■ **Exercise material**:
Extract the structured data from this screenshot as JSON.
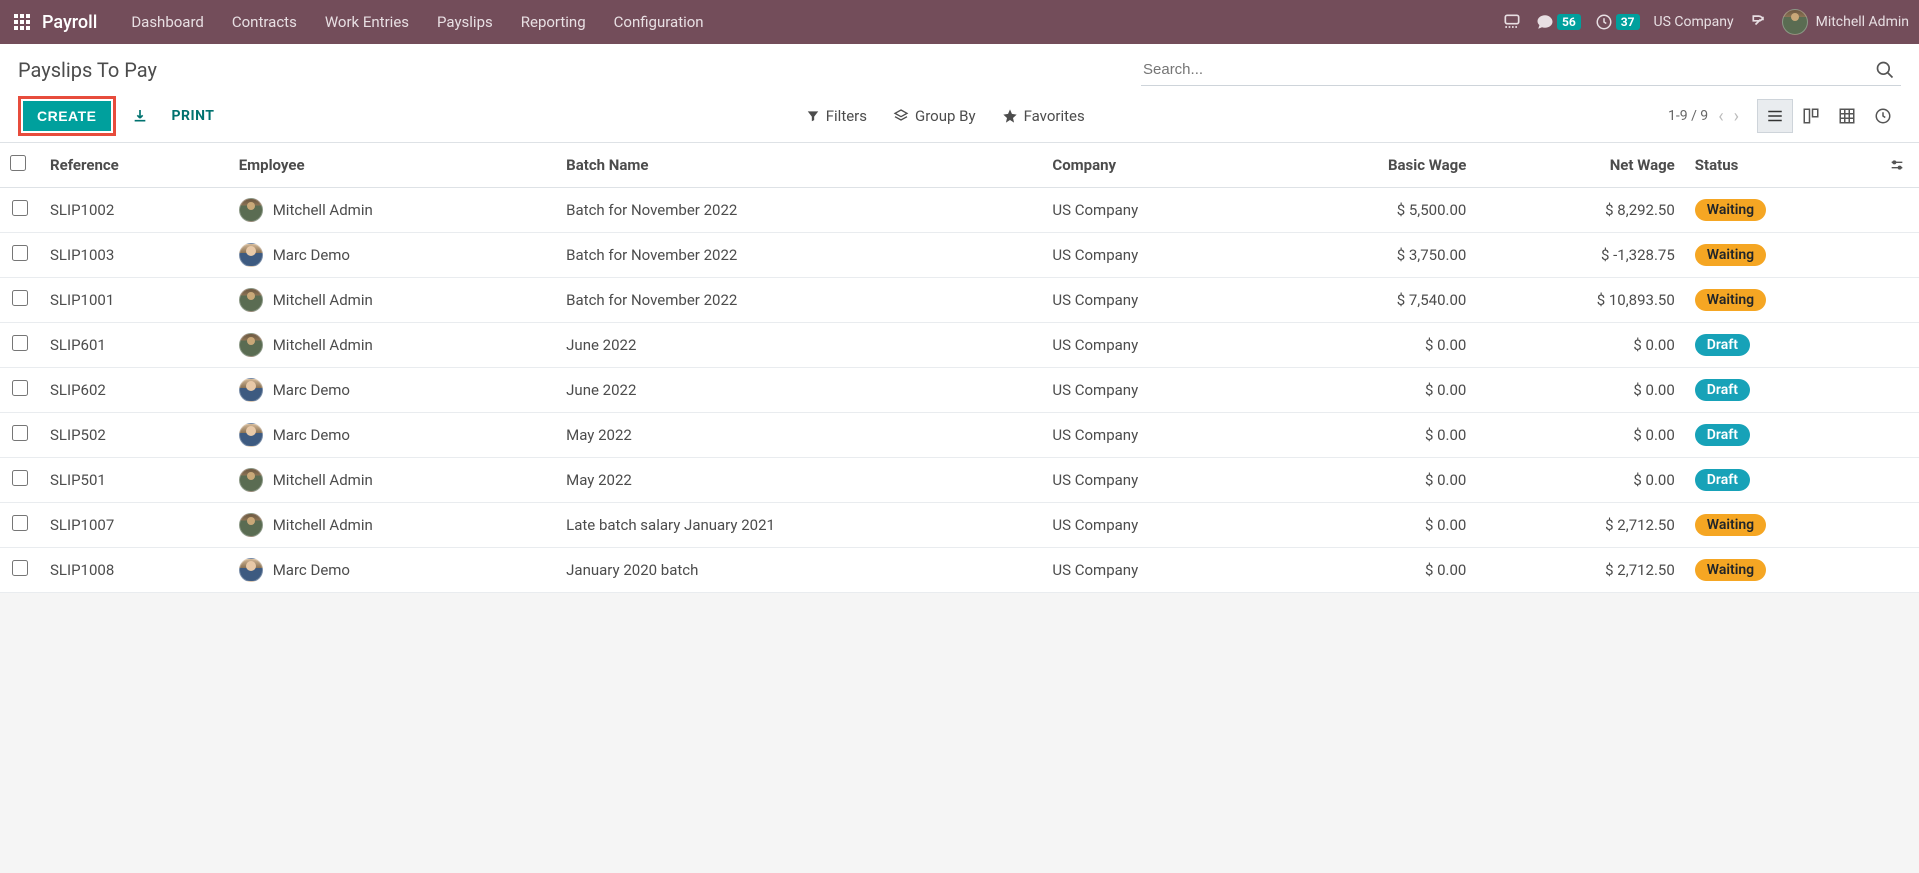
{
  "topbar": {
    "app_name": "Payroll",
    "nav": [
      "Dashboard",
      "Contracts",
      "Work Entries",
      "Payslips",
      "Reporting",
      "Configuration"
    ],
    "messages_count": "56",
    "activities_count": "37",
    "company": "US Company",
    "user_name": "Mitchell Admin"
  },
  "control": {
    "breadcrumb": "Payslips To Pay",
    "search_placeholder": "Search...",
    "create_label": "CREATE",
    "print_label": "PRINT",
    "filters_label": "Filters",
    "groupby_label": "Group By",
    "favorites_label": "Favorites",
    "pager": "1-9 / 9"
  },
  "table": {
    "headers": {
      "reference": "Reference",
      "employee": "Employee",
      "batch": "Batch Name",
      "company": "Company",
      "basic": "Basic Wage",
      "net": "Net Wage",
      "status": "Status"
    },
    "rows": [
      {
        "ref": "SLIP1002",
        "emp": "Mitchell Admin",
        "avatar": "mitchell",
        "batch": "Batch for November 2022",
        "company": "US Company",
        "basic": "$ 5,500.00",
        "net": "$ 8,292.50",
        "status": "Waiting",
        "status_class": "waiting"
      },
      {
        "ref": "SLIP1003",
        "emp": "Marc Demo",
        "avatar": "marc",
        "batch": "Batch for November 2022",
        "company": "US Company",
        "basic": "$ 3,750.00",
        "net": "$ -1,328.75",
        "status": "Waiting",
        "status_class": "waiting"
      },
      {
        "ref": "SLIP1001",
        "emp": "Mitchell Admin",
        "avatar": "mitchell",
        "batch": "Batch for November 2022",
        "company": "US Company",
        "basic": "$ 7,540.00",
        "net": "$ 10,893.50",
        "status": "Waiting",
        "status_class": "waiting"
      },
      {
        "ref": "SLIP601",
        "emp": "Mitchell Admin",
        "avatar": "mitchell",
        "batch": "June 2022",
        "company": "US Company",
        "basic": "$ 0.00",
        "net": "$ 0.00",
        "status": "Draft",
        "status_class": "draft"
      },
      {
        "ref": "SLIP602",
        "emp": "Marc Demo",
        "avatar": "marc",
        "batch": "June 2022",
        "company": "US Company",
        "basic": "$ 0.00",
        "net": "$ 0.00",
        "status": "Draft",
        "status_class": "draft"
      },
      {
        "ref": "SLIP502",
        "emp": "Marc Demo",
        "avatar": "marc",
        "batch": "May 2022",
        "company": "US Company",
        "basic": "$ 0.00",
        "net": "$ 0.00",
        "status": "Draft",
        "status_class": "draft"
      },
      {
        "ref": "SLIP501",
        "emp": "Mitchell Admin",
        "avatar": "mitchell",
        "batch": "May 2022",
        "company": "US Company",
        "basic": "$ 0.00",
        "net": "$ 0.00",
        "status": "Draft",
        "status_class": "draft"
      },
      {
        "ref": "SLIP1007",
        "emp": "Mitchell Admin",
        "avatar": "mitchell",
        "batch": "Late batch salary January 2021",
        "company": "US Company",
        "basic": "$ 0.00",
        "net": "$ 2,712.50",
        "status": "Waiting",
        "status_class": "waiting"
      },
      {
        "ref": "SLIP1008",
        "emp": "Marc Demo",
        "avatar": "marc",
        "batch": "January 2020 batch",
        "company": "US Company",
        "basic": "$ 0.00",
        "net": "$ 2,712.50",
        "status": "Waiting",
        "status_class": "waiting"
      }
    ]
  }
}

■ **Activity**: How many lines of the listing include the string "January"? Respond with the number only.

■ **Answer to this exercise**: 2